NEW YORK (CNNMoney) — When the Justice Department filed suit against Apple and five major book publishers alleging e-book price fixing, the government hawked it as a triumph for consumers.
The other champ, of course, was Amazon — which called the legal action “a big win for Kindle owners.” The book giant also said it looked forward to lowering prices on more Kindle titles, as a result of settlement deals that two book publishers cut with the DOJ.
And while that may sound like great news for Kindle readers, some worry that Amazon will become a de facto monopoly that could eventually have enough power to raise prices as it sees fit – or play hardball with publishers who are left with no other options.
Slashing e-book prices would make sense for Amazon. Its long-term business model depends on essentially buying market share — the company often sells key products for less than they’re worth at first, and worries about making money later.
“Cutting book prices has been their strategy all along,” says Colin Gillis, a senior tech analyst at BGC Financial. “Everyone’s hyping this [suit] up as some good move for Amazon. All this means is that they can sell e-books at a loss. And they’ll do it.”
That makes the DOJ’s suit bad for Amazon’s e-book competitors.
“The competitors aren’t able to subsidize sales — they need to make a profit,” said Rob Sullivan, a founder of consulting firm Navint Partners. “How can they compete with Amazon taking a loss? If this were steel from a foreign country being sold for less than it’s worth, we’d call it predatory pricing and slap a tariff on it.”
Amazon is already making life miserable for its rivals. Borders went underin 2011. Barnes & Noble (BKS, Fortune 500) is struggling mightily. The company slashed its fiscal 2012 guidance earlier this year, and is considering spinning off the Nook e-reader business.
Meanwhile Amazon, which reports earnings late Thursday, is expected to post sales of nearly $13 billion for the first quarter of the year. But profits are expected to decline as Amazon expands its operations.
As the competition struggles to survive, the DOJ’s crackdown on Apple and book publishers may also give Amazon even more clout in the industry. It’s something that terrifies publishers, as Amazon already has a tight grip on the book-publishing supply chain.
If Amazon’s rivals disappear, the company could theoretically hike prices. But Amazon has already proved it’s willing to play a long game on lowball pricing, with everything from tablets to its Amazon Prime shipping service.
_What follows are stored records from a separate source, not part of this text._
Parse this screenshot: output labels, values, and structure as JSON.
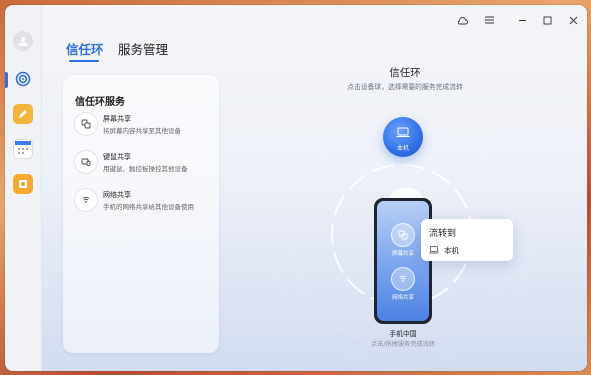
{
  "window": {
    "controls": [
      {
        "name": "cloud-sync-icon"
      },
      {
        "name": "menu-icon"
      },
      {
        "name": "minimize-icon"
      },
      {
        "name": "maximize-icon"
      },
      {
        "name": "close-icon"
      }
    ]
  },
  "sidebar": {
    "items": [
      {
        "name": "avatar"
      },
      {
        "name": "super-device-app",
        "color": "#2f6fe6"
      },
      {
        "name": "notes-app",
        "color": "#f3b43c"
      },
      {
        "name": "calendar-app",
        "color": "#3d7cf0"
      },
      {
        "name": "gallery-app",
        "color": "#f6a92f"
      }
    ]
  },
  "tabs": [
    {
      "label": "信任环",
      "active": true
    },
    {
      "label": "服务管理",
      "active": false
    }
  ],
  "services_panel": {
    "title": "信任环服务",
    "items": [
      {
        "name": "屏幕共享",
        "desc": "将屏幕内容共享至其他设备",
        "icon": "screen-share-icon"
      },
      {
        "name": "键鼠共享",
        "desc": "用键鼠、触控板操控其他设备",
        "icon": "keyboard-mouse-icon"
      },
      {
        "name": "网络共享",
        "desc": "手机的网络共享给其他设备使用",
        "icon": "network-share-icon"
      }
    ]
  },
  "main": {
    "title": "信任环",
    "subtitle": "点击设备球，选择需要的服务完成流转",
    "this_device": {
      "label": "本机",
      "icon": "laptop-icon"
    },
    "phone": {
      "name": "手机中国",
      "hint": "点击/拖拽服务完成流转",
      "tiles": [
        {
          "label": "屏幕共享",
          "icon": "screen-share-icon"
        },
        {
          "label": "网络共享",
          "icon": "network-share-icon"
        }
      ]
    },
    "popup": {
      "title": "流转到",
      "item": "本机"
    }
  },
  "colors": {
    "accent": "#2f6fe6"
  }
}
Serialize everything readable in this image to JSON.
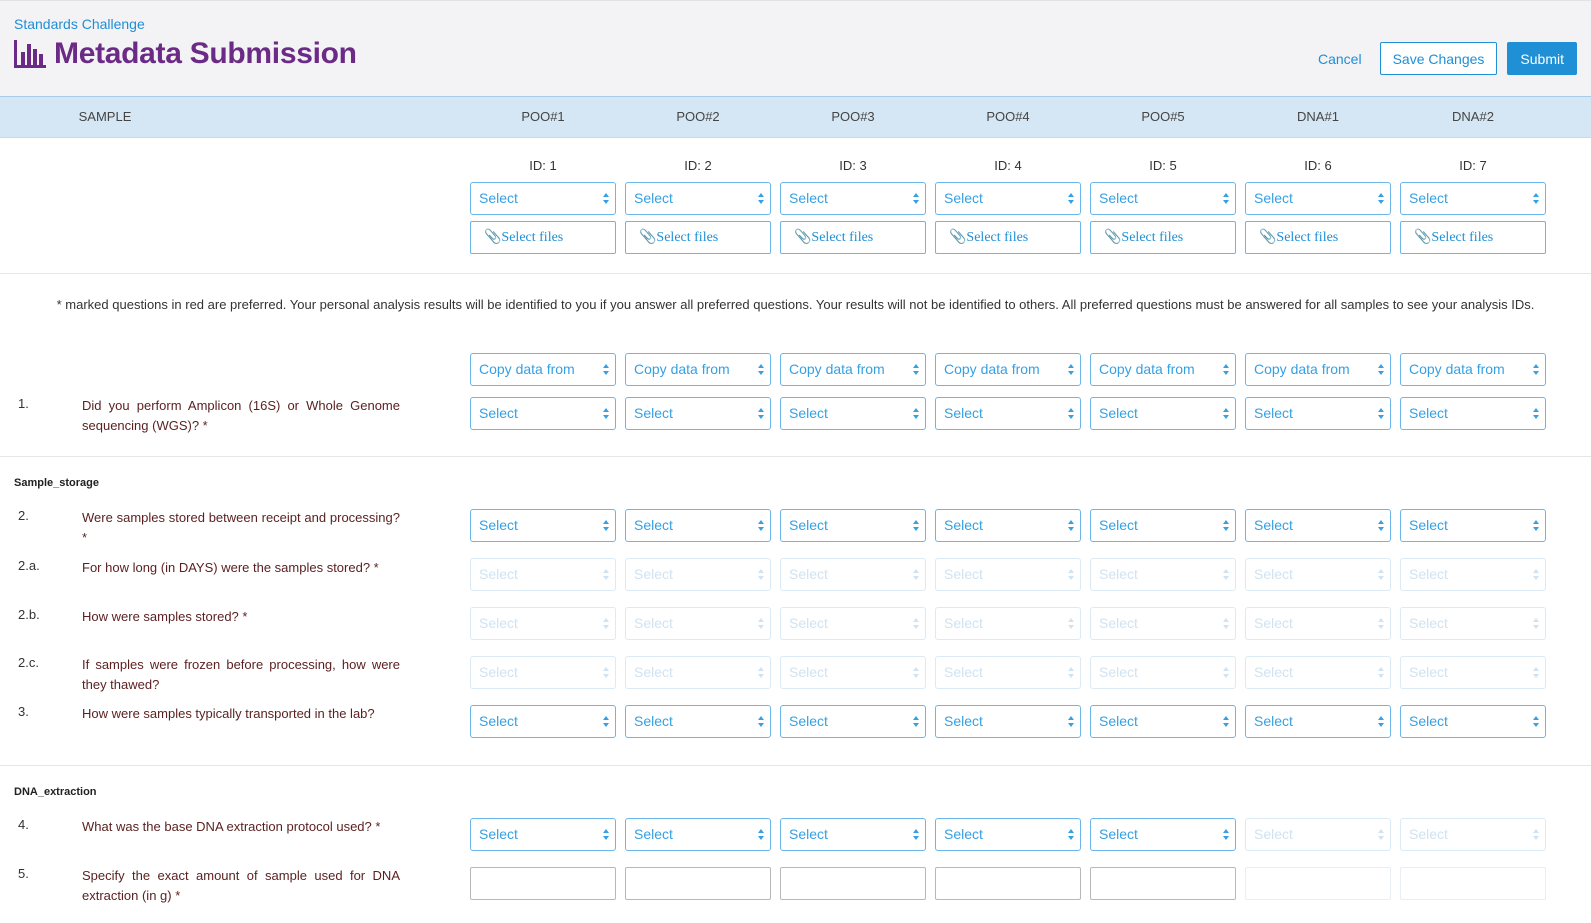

So even if Amazon doesn’t hike e-book prices, it could limit choices for authors, publishers and others in the book business. Don’t like Amazon’s contract terms? Then you may not appear on Amazon — and good luck selling anyplace else.
“The DOJ’s suit focuses entirely on helping the consumer in the short-term, but we need to look at authors and retailers,” Sullivan says. “If you fundamentally limit their choices, they may not ever get books published. And that translates to a losing situation for consumers, too.”
Amazon declined to comment on the situation beyond its “big win for Kindle owners” statement. But for now, Amazon shows no signs of changing its low-price strategy. After all, it’s paid off.
Will e-book market follow e-reader market? No rival was able to grab any significant market share away from Apple’s (AAPL, Fortune 500) iPad, which starts at $499, until Amazon launched its Kindle Fire at a jaw-dropping price: $199.
Amazon is willing to get tablets into customers’ hands for cheap. The goal is to make money off of content like apps, videos, digital music and e-books themselves.
In a widely read The New York Times article last week, David Carr likened Amazon’s e-reader business model to that of Apple — “which shrank music to a 99-cent single business to propel the sale of iPods.”
But the difference is: Apple at least made money on its iPods while also selling songs in the iTunes store.
Amazon loses money on each Kindle Fire. Teardown estimates vary slightly, but research firm IHS iSuppli says the cost of producing each Kindle Fire is at least a few dollars more than its $199 price point.
“Amazon’s [overall] profit margins are razor-thin — about 80% lower than its peer group,” Sullivan says. “That just can’t last into infinity.”
But Amazon can afford it for now, and that’s left every tablet maker besides it and Apple in the dust. If the e-book market follows the same pattern, it definitely doesn’t bode well for competitors. And it ultimately may not for consumers either.